In the material below, find every line containing the string "this" and return it.
[Record extracts]
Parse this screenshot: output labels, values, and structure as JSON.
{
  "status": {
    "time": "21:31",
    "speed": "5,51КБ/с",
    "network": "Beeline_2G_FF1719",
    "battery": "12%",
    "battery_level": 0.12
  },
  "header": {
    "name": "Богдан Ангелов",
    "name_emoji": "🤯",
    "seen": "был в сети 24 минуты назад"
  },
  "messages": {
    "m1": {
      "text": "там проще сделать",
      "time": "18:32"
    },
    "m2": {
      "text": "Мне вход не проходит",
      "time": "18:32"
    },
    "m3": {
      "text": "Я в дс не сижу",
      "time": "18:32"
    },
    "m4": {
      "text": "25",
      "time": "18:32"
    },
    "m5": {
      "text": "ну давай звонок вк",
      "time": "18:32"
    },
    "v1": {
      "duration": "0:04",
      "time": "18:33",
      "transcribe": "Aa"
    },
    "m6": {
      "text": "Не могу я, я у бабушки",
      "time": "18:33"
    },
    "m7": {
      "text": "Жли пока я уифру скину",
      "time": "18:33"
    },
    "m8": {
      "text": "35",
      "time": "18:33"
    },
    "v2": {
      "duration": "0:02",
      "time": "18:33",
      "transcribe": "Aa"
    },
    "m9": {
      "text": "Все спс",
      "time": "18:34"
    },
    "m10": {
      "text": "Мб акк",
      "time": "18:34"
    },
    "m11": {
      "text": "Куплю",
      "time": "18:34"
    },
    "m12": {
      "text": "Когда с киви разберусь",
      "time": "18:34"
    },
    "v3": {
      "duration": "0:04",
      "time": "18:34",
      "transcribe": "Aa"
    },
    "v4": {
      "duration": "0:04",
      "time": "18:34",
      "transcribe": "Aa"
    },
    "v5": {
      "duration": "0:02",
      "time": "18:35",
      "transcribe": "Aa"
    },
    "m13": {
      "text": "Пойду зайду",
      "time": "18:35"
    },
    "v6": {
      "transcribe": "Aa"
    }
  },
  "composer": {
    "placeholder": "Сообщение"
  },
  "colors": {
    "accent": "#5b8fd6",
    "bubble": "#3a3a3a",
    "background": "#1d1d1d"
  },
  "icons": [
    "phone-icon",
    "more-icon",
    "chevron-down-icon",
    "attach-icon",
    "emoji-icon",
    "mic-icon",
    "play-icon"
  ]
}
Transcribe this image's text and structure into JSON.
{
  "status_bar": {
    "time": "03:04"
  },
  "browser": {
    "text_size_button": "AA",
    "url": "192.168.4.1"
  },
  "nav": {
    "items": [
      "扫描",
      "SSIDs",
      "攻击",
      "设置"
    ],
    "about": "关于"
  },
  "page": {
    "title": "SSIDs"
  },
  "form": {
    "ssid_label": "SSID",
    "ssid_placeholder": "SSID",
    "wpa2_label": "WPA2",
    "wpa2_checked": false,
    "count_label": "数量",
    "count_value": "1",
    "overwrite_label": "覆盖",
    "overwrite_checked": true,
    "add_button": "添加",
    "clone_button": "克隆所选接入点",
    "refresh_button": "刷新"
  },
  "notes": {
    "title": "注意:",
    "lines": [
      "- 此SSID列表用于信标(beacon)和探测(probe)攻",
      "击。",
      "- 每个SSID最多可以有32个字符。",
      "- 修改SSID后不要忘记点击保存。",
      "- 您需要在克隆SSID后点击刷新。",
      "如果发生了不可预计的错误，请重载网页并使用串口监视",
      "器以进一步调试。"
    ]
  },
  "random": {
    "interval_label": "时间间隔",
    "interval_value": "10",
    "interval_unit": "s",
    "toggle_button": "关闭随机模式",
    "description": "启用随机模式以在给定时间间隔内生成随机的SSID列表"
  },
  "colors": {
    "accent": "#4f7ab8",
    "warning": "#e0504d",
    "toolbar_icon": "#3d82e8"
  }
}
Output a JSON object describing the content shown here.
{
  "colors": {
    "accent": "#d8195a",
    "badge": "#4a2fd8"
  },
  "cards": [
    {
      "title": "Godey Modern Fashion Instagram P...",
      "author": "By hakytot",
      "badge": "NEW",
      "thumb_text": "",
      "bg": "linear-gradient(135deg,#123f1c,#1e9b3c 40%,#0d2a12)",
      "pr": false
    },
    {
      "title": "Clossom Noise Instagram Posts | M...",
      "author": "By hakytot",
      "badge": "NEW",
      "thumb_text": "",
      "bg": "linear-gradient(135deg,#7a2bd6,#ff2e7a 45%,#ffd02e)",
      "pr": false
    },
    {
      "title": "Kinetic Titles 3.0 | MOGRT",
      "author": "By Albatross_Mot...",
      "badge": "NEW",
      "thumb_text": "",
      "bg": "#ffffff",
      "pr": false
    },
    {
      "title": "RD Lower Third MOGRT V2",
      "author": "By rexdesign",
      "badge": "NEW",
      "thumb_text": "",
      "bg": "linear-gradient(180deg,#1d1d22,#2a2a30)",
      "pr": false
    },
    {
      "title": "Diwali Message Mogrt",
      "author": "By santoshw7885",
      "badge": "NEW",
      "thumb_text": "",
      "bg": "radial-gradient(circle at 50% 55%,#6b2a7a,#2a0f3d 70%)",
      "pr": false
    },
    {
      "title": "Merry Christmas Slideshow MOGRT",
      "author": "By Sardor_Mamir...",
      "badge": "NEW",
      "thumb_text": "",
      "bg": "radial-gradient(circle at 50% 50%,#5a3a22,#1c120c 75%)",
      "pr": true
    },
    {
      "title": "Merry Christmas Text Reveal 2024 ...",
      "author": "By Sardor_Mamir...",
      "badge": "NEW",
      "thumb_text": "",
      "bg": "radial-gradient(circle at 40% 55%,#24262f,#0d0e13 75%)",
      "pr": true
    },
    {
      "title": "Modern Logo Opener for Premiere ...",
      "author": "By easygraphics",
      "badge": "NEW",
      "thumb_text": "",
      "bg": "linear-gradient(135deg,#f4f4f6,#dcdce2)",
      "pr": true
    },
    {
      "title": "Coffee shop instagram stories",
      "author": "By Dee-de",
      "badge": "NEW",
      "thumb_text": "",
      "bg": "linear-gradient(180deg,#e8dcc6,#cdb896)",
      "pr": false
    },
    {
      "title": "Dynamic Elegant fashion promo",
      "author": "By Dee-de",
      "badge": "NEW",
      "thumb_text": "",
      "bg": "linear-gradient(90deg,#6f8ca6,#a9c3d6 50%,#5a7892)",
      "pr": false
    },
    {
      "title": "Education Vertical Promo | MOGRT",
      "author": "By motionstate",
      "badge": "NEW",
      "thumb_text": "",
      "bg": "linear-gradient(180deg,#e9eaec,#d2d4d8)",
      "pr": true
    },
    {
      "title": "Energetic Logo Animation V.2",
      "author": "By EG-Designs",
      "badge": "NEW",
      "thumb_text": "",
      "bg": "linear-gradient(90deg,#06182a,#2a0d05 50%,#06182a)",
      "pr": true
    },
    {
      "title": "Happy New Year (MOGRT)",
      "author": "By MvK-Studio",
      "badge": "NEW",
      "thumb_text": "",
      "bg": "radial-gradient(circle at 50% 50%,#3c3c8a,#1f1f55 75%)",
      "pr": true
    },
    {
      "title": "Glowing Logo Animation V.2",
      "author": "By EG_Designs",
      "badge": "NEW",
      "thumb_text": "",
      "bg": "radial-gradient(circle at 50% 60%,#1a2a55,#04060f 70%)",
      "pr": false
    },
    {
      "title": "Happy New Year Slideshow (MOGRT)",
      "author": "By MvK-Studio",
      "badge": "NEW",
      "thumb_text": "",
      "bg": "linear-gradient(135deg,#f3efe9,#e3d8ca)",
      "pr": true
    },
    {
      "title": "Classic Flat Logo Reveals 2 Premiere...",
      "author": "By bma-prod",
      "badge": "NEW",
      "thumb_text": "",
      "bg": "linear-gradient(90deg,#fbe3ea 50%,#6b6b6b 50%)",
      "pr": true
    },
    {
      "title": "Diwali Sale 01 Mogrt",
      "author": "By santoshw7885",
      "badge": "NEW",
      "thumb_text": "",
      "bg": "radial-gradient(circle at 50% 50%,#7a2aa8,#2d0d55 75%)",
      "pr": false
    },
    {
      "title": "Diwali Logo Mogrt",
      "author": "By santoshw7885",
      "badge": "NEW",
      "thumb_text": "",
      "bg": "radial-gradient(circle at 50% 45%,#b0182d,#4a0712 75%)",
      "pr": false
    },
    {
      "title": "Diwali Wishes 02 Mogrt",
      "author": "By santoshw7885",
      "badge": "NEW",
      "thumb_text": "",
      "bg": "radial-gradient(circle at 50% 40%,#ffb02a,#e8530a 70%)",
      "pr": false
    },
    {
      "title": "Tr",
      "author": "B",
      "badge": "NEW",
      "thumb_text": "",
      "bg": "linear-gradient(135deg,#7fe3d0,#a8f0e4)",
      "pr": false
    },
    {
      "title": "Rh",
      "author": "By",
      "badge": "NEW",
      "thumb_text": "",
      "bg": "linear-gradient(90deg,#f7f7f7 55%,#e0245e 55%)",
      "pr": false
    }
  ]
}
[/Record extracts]
Written response ::
Parse this screenshot: output labels, values, and structure as JSON.
Transcribe this image's text and structure into JSON.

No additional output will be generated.